* Items from an interface collection:
=-=-=

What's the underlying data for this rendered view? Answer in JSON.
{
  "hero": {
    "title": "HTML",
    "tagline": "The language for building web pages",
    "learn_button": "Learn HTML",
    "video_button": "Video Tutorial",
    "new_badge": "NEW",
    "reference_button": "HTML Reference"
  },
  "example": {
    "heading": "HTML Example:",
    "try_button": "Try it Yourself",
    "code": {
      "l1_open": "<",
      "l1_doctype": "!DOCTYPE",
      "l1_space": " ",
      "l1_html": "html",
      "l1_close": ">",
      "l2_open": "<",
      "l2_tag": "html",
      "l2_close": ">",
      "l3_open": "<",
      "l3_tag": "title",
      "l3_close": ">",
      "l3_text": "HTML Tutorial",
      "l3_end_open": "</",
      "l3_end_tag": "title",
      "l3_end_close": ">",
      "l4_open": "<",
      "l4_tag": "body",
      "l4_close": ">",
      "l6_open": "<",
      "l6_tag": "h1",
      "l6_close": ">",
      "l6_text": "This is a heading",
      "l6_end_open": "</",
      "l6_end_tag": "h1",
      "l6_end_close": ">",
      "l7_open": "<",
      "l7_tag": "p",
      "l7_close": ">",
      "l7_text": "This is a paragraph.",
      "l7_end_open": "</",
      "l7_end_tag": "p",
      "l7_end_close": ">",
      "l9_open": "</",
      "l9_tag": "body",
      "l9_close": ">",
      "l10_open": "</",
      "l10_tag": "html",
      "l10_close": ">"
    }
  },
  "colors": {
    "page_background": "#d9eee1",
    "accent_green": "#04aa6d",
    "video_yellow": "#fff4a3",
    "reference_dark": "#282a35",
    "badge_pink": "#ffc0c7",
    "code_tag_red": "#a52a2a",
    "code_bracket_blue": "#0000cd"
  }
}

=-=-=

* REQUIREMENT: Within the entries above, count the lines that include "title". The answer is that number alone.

* SOLVED EXERCISE: 3